Charlie is my first dog with non-shedding “hair” rather than fur. He’s also my first curly-haired dog. While I’m no longer vacuuming up fur every night, I do have to maintain this coat on a regular basis. And this requires more than just a quick brush out every few months. Ugh!
I’ve tried a few groomers in the area and have had limited success- if you could even classify the cuts as successful. The first time Charlie visited the groomers we had let his hair just grow and grow. Which apparently was the wrong thing to do since he ended up covered in knots and had to be shaved.
We learned our lesson we scheduled another appointment several months later when all he really needed was a coat trim. It’s summer and his hair was getting too long and too dirty. Well, after hours & hours at the groomers and a story that reads more like a Mel Brooks movie than an actual event in daily life, he came home cleaner but not trimmed. That’s when I decided to take matters into my own hands. Literally.
I searched high and low for a book that simply explains how to give your dog a haircut. There are many books out there on grooming but none that really satisfied my needs. Charlie is a regular dog. Sure, he’s got some poodle (or similar breed) in him but that doesn’t mean he needs a poodle cut! In fact, he’s just going to roll around in the nearest frog pond 5 seconds after we leave the groomers anyway! He just needs to not be gross. Apparently that is way too much to ask for!
Since I learn best by doing, I decided to grab a pair of clippers and give it a whirl. After striking out at the pet store I tried Wal-Mart thinking I’d get some people clippers and make do. Turns out they have a whole section of pet clippers to choose from. I selected the Oster clippers in the largest size and some blunt-tipped scissors. The clippers included some tips on grooming your dog which were actually the most helpful tips out there.
I started with a dry dog and just went for it. It’s harder than you’d think. He had some knots that the clippers couldn’t quite penetrate so I did the best I could to comb them out and tried to clip them again. Sometimes it worked, sometimes it didn’t. Charlie’s legs were really hard to clip since they were basically full of knots and dirt. After doing my best with his legs, I shaved his belly down almost to the skin to help him stay cool. Last, I tackled his head, ears, beard, and neck. He hates this part. He tried to bite the clippers when I trimmed his beard so I eventually gave up because I didn’t want to hurt him.
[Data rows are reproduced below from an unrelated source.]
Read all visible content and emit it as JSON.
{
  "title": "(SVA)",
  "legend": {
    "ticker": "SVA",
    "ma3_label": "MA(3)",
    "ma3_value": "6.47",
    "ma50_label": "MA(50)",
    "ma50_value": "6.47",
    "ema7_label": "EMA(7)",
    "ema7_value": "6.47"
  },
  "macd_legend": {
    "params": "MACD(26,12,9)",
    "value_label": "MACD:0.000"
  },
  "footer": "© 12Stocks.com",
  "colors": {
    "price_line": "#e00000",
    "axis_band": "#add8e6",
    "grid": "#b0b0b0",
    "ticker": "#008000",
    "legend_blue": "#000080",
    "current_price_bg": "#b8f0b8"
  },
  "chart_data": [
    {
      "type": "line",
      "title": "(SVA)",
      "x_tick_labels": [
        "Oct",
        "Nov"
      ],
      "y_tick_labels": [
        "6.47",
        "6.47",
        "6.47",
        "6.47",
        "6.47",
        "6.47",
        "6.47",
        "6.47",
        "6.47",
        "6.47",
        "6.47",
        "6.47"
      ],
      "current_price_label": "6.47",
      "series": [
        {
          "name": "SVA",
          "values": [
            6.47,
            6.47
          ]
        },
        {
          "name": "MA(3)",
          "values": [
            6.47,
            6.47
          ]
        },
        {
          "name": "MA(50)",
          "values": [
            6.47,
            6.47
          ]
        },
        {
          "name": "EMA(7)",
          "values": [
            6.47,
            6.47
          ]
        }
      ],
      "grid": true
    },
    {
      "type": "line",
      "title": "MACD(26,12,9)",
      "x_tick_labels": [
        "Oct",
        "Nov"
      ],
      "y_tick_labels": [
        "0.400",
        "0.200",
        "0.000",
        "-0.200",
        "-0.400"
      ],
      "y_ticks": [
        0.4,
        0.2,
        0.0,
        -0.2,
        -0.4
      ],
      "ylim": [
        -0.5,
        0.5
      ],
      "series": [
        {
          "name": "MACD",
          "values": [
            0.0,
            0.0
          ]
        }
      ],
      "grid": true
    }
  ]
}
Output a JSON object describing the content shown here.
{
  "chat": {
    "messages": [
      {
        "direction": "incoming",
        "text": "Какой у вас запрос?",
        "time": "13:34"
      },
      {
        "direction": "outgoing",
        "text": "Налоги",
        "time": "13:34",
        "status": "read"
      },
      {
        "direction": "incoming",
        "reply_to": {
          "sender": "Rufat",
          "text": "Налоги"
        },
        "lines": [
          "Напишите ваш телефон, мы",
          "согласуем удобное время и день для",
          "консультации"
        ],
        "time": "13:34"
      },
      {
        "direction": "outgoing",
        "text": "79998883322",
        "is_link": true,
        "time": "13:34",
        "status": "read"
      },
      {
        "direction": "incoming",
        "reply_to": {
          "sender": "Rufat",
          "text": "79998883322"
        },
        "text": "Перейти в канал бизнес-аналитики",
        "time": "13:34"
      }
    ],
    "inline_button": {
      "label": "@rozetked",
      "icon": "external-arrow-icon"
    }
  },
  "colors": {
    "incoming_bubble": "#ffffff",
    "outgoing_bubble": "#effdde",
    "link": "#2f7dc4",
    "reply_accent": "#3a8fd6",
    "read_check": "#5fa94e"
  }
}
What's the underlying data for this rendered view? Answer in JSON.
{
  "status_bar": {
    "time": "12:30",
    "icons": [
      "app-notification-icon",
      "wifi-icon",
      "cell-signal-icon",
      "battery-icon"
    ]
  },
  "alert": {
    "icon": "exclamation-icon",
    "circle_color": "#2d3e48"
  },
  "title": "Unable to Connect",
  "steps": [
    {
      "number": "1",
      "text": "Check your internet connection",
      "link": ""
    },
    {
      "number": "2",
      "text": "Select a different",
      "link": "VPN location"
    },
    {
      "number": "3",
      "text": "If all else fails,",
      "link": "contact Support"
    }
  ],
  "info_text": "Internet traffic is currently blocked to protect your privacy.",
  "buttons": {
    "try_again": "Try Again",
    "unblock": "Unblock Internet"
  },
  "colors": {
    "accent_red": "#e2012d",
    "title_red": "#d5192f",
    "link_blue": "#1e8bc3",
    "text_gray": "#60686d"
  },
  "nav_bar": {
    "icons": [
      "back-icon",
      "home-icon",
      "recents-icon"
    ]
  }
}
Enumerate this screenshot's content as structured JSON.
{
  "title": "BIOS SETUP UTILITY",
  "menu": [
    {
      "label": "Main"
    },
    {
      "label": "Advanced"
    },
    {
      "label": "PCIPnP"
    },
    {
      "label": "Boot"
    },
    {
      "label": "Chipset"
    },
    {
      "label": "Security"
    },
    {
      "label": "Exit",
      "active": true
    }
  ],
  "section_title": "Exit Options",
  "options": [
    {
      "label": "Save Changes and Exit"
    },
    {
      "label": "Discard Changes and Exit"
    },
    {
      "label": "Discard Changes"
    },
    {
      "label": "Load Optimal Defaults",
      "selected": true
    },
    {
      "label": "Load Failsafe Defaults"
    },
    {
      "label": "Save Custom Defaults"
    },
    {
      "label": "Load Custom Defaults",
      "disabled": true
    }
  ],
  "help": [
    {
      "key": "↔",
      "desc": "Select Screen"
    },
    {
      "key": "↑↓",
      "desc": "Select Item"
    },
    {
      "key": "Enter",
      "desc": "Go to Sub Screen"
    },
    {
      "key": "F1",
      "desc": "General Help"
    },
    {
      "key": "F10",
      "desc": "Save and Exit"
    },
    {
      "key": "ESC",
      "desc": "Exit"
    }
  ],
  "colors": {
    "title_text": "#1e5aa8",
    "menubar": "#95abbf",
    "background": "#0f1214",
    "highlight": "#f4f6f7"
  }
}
At this point my first grooming attempt was over and Charlie had a lop-sided beard, a belly that was unevenly shaved, a flat head, super fuzzy legs, and mismatched ears. Thankfully, he doesn’t care one bit about his looks so I just called the cut “edgy” and left it at that. His hair grows remarkably fast so I knew it would only be a short time before he was back under the clippers for another uneven haircut. In fact, Charlie will receive his second at home cut this weekend. This time I’m going to wash, dry, and brush him first.
I’m confident that I’ll get better at this over time. It will just take a few more bad haircuts to get there!